Thursday, 3 February 2011

Prep for the weekend

Just in case that you are in the region of Mannheim this weekend and don't know yet to do with your time, I'll be at the Reiss-Engelhorn-Museum on Saturdy and Sunday together with Nobilitas. From 11 to 18 o'clock, you can not only see us at work doing historical crafts but also try your own hand at these things.
Now... it's still February, which is usually not the warmest month of the year. Weather forecasts say it will be warmer towards the weekend, with up to 10° C in Mannheim, but I have nevertheless planned to bring cold-weather-compatible work (also suitable for having others try).

Unfortunately, this cold-weather-compatible work means that I will have to build some stuff for it today. So if you're looking for me... I'll be over there, with the saw and the hammer and the drill.
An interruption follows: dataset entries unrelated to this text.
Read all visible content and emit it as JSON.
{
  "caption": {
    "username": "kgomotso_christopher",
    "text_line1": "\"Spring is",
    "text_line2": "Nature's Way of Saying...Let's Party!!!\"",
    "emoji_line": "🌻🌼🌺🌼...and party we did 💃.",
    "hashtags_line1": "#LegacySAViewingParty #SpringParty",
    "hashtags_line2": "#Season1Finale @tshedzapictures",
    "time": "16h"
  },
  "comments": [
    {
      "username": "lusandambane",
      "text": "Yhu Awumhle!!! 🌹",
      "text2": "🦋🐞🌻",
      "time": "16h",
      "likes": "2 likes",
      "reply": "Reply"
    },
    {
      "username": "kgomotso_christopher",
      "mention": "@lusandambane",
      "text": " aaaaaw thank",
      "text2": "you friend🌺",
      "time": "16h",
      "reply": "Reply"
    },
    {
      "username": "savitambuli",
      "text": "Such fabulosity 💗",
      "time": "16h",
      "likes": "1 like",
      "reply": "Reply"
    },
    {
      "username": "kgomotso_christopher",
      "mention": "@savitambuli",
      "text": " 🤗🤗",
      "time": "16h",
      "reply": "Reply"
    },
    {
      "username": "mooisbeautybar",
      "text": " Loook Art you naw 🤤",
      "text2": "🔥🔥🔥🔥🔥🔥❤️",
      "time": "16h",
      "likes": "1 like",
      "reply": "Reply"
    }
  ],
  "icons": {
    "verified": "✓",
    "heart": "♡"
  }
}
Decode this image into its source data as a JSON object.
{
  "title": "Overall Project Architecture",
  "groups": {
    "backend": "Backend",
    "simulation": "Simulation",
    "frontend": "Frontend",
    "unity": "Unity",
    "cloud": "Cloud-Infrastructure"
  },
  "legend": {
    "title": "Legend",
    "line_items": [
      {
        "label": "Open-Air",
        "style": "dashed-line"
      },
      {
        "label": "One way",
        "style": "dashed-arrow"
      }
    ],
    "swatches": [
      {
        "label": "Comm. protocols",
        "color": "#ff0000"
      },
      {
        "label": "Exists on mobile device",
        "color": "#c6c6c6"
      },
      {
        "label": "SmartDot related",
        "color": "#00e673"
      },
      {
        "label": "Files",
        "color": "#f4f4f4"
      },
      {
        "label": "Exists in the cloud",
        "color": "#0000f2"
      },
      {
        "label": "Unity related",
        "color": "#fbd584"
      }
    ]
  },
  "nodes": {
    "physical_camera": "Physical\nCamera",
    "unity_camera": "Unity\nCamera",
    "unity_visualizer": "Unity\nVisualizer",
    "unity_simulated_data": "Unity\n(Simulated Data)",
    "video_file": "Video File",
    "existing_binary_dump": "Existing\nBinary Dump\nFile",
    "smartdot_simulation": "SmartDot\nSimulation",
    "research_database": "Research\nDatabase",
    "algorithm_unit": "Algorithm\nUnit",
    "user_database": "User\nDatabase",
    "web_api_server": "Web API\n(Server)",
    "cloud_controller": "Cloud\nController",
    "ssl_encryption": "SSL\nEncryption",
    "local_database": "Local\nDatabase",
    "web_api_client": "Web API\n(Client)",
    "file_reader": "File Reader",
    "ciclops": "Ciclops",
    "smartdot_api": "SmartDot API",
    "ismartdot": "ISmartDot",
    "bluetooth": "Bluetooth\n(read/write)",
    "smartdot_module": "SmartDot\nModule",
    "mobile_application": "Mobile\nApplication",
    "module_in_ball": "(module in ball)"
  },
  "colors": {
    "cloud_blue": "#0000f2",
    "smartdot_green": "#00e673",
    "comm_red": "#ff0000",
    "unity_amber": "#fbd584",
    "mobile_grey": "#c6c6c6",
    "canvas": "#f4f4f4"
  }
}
Wednesday, 2 February 2011

V&A is moving textiles to new facility for storage and study

The V&A, the museum with the wonderful public study room for textiles, has cut down on accessibility on the frames and will close the public study room completely on March 1, 2011; after this will follow the closure of all the other textile and fashion-only rooms during the course of the year.

Bad news, but it's followed by good news: The closing down is just to move all the precious items into a new facility, the Textiles and Fashion Study and Conservation Centre at Blythe House in Kensington Olympia. It's scheduled to open late summer 2013, so we'll have to wait two years for full accessibility again - which is a very short time to move one hundred thousand individual museum textiles.

If you want to learn a bit more about this, you can read ThistleThreads' blog entry, where I first got the information, or get your information fix straight from the Horse's mouth at the V&A website.

Tuesday, 1 February 2011

"Togs" was Word of the Day!

A few days ago, Merriam Webster had "togs" as word of the day, and I got sent the link. Word of the Day is quite fun to read, and if you are looking to improve your English vocabulary, it might not be a bad thing to just take a look at it now and then (or daily, even).

If you would like to read the "togs"-WotD, go here. But be warned: There's word games and stuff on that site, it can act as a time sink...